Strange thing about the wide angle lens is that it can also make a fish look much smaller.  If you step back a bit from the camera and hold the fish close to your body, the fish can actually look smaller than what it is because the whole view is so spread out.
I don't object to fish looking bigger than what they are.  I sell a lot of photos and work for many magazines.  The wide angle shots are popular with editors and readers.  In addition, think about a photo in which the angler is holding a large fish.  The fish should be the central theme of the photo. In addition, these photos can generate a "wow" factor with people looking at them.
However, don't try to guess the weight of the fish by photos shot with wide angle lenses.  It's impossible.
Take a look at the two photos I've posted with this article. They are vastly different, but the same fish taken from different angles with a wide angle lens.

Friday, July 3, 2020

Results of RI CAG Spring Big 3 Tournament

Brian Savage hoists a beautiful 28 lb. 11 oz. mirror, the biggest
fish landed in the tournament.  Brian was also this year's gold
medal winner for the most points.
This year we held an abbreviated and modified Spring Big 3 Tournament for RI CAG members.  The event ran for 2 months in May and June.  Here's how this year's event worked.  You could enter your 3 biggest carp by weight.  It didn't matter which months they were caught.  The weights were added up and that was the point total.  All fish entered had to be caught in RI waters. The national group bought engraved medals for the top three finishers.
Here is a summary of the top three winners and the weights of their biggest three (lbs./oz.):
Gold medal- Brian Savage- 15/10, 18, 28/11 = 62 lbs., 5 oz.
Silver medal- Manny Dias- 14, 14, 18 = 46 lbs.
Bronze medal- Tony Carvalho- 12/2, 14, 12 = 38 lbs., 2 oz.
Honorable mention to Tom Perron and Jeff Henderson for submitting some quality fish.

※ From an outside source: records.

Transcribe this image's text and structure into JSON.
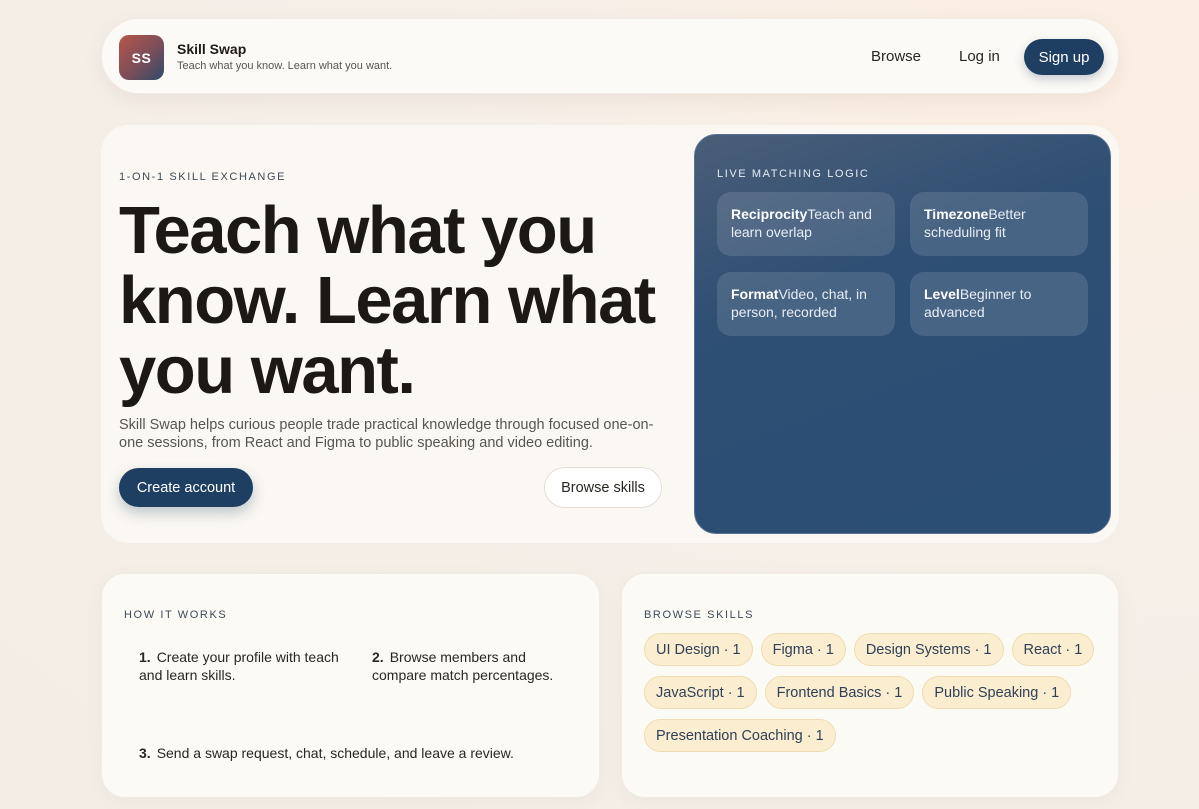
{
  "header": {
    "logo_text": "SS",
    "brand_name": "Skill Swap",
    "tagline": "Teach what you know. Learn what you want.",
    "nav": {
      "browse": "Browse",
      "login": "Log in",
      "signup": "Sign up"
    }
  },
  "hero": {
    "eyebrow": "1-ON-1 SKILL EXCHANGE",
    "headline": "Teach what you know. Learn what you want.",
    "description": "Skill Swap helps curious people trade practical knowledge through focused one-on-one sessions, from React and Figma to public speaking and video editing.",
    "primary_cta": "Create account",
    "secondary_cta": "Browse skills"
  },
  "matching": {
    "title": "LIVE MATCHING LOGIC",
    "items": [
      {
        "label": "Reciprocity",
        "text": "Teach and learn overlap"
      },
      {
        "label": "Timezone",
        "text": "Better scheduling fit"
      },
      {
        "label": "Format",
        "text": "Video, chat, in person, recorded"
      },
      {
        "label": "Level",
        "text": "Beginner to advanced"
      }
    ]
  },
  "how_it_works": {
    "title": "HOW IT WORKS",
    "steps": [
      {
        "num": "1.",
        "text": "Create your profile with teach and learn skills."
      },
      {
        "num": "2.",
        "text": "Browse members and compare match percentages."
      },
      {
        "num": "3.",
        "text": "Send a swap request, chat, schedule, and leave a review."
      }
    ]
  },
  "browse_skills": {
    "title": "BROWSE SKILLS",
    "skills": [
      {
        "name": "UI Design",
        "count": "· 1"
      },
      {
        "name": "Figma",
        "count": "· 1"
      },
      {
        "name": "Design Systems",
        "count": "· 1"
      },
      {
        "name": "React",
        "count": "· 1"
      },
      {
        "name": "JavaScript",
        "count": "· 1"
      },
      {
        "name": "Frontend Basics",
        "count": "· 1"
      },
      {
        "name": "Public Speaking",
        "count": "· 1"
      },
      {
        "name": "Presentation Coaching",
        "count": "· 1"
      }
    ]
  },
  "colors": {
    "primary": "#1e3f62",
    "chip_bg": "#fbedcf",
    "panel_bg": "#fcfaf5"
  }
}
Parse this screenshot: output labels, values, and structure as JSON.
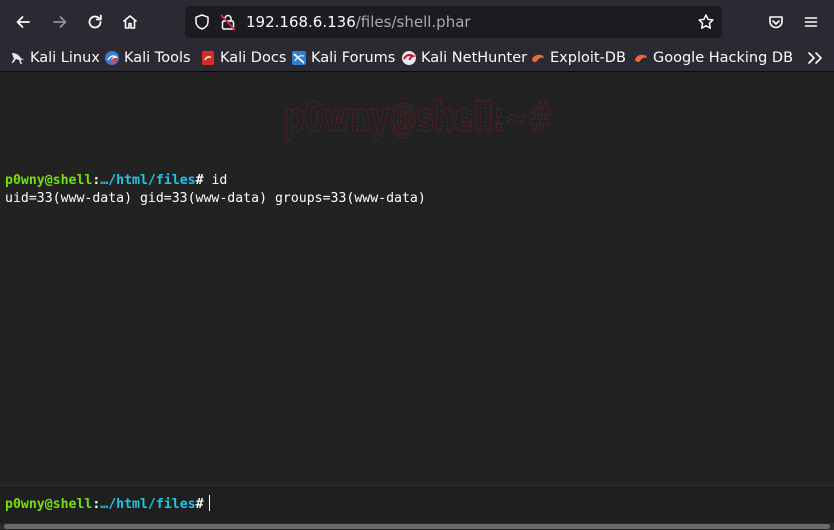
{
  "browser": {
    "url_host": "192.168.6.136",
    "url_path": "/files/shell.phar"
  },
  "bookmarks": [
    {
      "label": "Kali Linux",
      "icon": "kali-dragon-icon"
    },
    {
      "label": "Kali Tools",
      "icon": "kali-tools-icon"
    },
    {
      "label": "Kali Docs",
      "icon": "kali-docs-icon"
    },
    {
      "label": "Kali Forums",
      "icon": "kali-forums-icon"
    },
    {
      "label": "Kali NetHunter",
      "icon": "kali-nethunter-icon"
    },
    {
      "label": "Exploit-DB",
      "icon": "exploit-db-icon"
    },
    {
      "label": "Google Hacking DB",
      "icon": "ghdb-icon"
    }
  ],
  "shell": {
    "banner": "p0wny@shell:~#",
    "banner_color": "#7a1f2b",
    "history": [
      {
        "user": "p0wny@shell",
        "cwd": "…/html/files",
        "command": "id",
        "output": "uid=33(www-data) gid=33(www-data) groups=33(www-data)"
      }
    ],
    "prompt": {
      "user": "p0wny@shell",
      "cwd": "…/html/files",
      "input": ""
    }
  },
  "colors": {
    "prompt_user": "#75df0b",
    "prompt_cwd": "#1bc9e7",
    "terminal_bg": "#222222",
    "toolbar_bg": "#2b2a33"
  }
}
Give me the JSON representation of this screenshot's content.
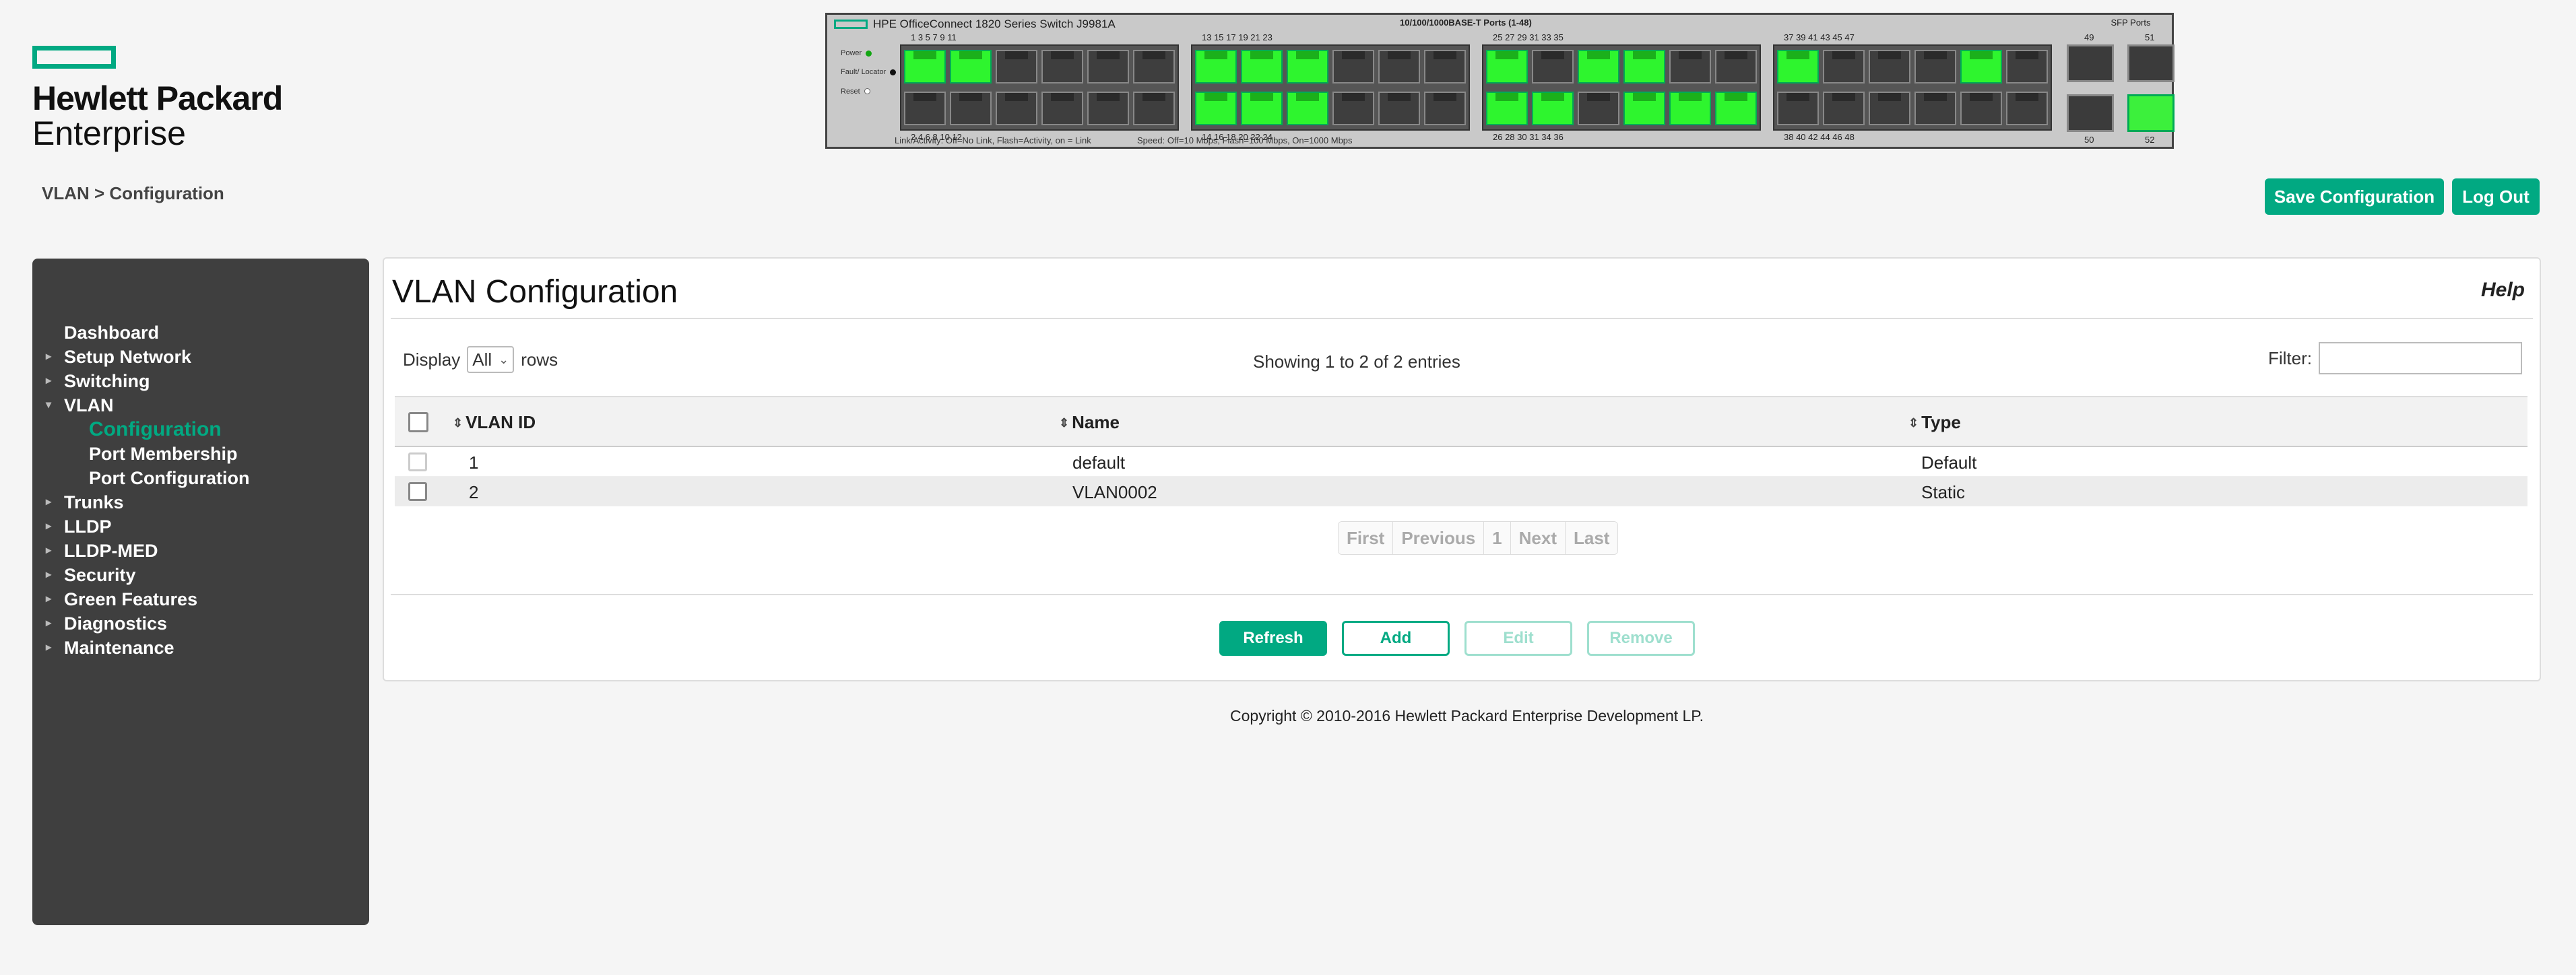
{
  "logo": {
    "line1": "Hewlett Packard",
    "line2": "Enterprise"
  },
  "switch_panel": {
    "model": "HPE OfficeConnect 1820 Series Switch J9981A",
    "ports_title": "10/100/1000BASE-T Ports (1-48)",
    "sfp_title": "SFP Ports",
    "led_labels": [
      "Power",
      "Fault/ Locator",
      "Reset"
    ],
    "legend1": "Link/Activity: Off=No Link, Flash=Activity, on = Link",
    "legend2": "Speed: Off=10 Mbps, Flash=100 Mbps, On=1000 Mbps",
    "top_numbers": [
      [
        "1",
        "3",
        "5",
        "7",
        "9",
        "11"
      ],
      [
        "13",
        "15",
        "17",
        "19",
        "21",
        "23"
      ],
      [
        "25",
        "27",
        "29",
        "31",
        "33",
        "35"
      ],
      [
        "37",
        "39",
        "41",
        "43",
        "45",
        "47"
      ]
    ],
    "bottom_numbers": [
      [
        "2",
        "4",
        "6",
        "8",
        "10",
        "12"
      ],
      [
        "14",
        "16",
        "18",
        "20",
        "22",
        "24"
      ],
      [
        "26",
        "28",
        "30",
        "31",
        "34",
        "36"
      ],
      [
        "38",
        "40",
        "42",
        "44",
        "46",
        "48"
      ]
    ],
    "sfp_numbers": [
      "49",
      "51",
      "50",
      "52"
    ],
    "active_ports": [
      1,
      3,
      13,
      15,
      17,
      25,
      29,
      31,
      37,
      45,
      14,
      16,
      18,
      26,
      28,
      34,
      36,
      52
    ],
    "active_color": "#2ef52e"
  },
  "breadcrumb": "VLAN > Configuration",
  "header_buttons": {
    "save": "Save Configuration",
    "logout": "Log Out"
  },
  "sidebar": {
    "items": [
      {
        "label": "Dashboard",
        "arrow": ""
      },
      {
        "label": "Setup Network",
        "arrow": "▸"
      },
      {
        "label": "Switching",
        "arrow": "▸"
      },
      {
        "label": "VLAN",
        "arrow": "▾"
      },
      {
        "label": "Trunks",
        "arrow": "▸"
      },
      {
        "label": "LLDP",
        "arrow": "▸"
      },
      {
        "label": "LLDP-MED",
        "arrow": "▸"
      },
      {
        "label": "Security",
        "arrow": "▸"
      },
      {
        "label": "Green Features",
        "arrow": "▸"
      },
      {
        "label": "Diagnostics",
        "arrow": "▸"
      },
      {
        "label": "Maintenance",
        "arrow": "▸"
      }
    ],
    "vlan_sub": [
      "Configuration",
      "Port Membership",
      "Port Configuration"
    ]
  },
  "panel": {
    "title": "VLAN Configuration",
    "help": "Help",
    "display_label": "Display",
    "display_value": "All",
    "rows_label": "rows",
    "showing": "Showing 1 to 2 of 2 entries",
    "filter_label": "Filter:",
    "filter_value": ""
  },
  "table": {
    "columns": [
      "VLAN ID",
      "Name",
      "Type"
    ],
    "rows": [
      {
        "id": "1",
        "name": "default",
        "type": "Default"
      },
      {
        "id": "2",
        "name": "VLAN0002",
        "type": "Static"
      }
    ]
  },
  "pager": [
    "First",
    "Previous",
    "1",
    "Next",
    "Last"
  ],
  "actions": {
    "refresh": "Refresh",
    "add": "Add",
    "edit": "Edit",
    "remove": "Remove"
  },
  "copyright": "Copyright © 2010-2016 Hewlett Packard Enterprise Development LP.",
  "colors": {
    "accent": "#01a982",
    "sidebar_bg": "#3f3f3f",
    "page_bg": "#f5f5f5"
  }
}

Wednesday, July 1, 2020

Monster Mirror Landed on a Mulberry!

I was unprepared for what I was about to experience.
I went out this morning to check out a new mulberry tree off the beaten path that I had discovered. I had no serious fishing equipment with me. When I found the tree last week no berries were dropping and no carp were around. So, I was going today just to look and see if any carp were there now.
When I arrived, I saw several carp feeding on a few berries that were dropping. The only rod I had in the back of my truck was a six foot telescopic rod in a backpack with a quality reel that held just 10 lb. test line. Oh well, I figured I would give it a go since I didn't want to waste time going back home.
I impaled a berry with the #8 hook that was on the line. Before casting I looked in the water to see if I could spot one of the feeders. Suddenly, a big head and mouth arose from the bottom to suck in a mulberry on the surface that had just dropped. I flipped my hooked berry right in that direction. It took maybe two seconds and the line was screaming off and I was on.
I knew this was a big fish from the sheer weight of it tearing off and the drag spinning to its breaking point..  Luckily, there were no obstructions and a drawn out see-saw battle ensued. 
Slowly, I got the fish in real close and knew that I had to really tire it out because I was hoping to grab it and hold it in the shallow water on shore. I had no net with me- yup, unprepared.  I made several grabs of the fish, a monster mirror, before I was able to secure her in the shallow water. With the hook just barely in her lip, I popped it off and watched the beast swim off.
I had no phone, no camera, no sling, no mat and no scale so no pictures of this beauty.
I've landed many big carp in the last ten years and have become very good at guessing their weights. I can tell you with certainty, that this monster mirror was 25 to 30 lbs. It is the biggest mirror that I've landed this year here in RI.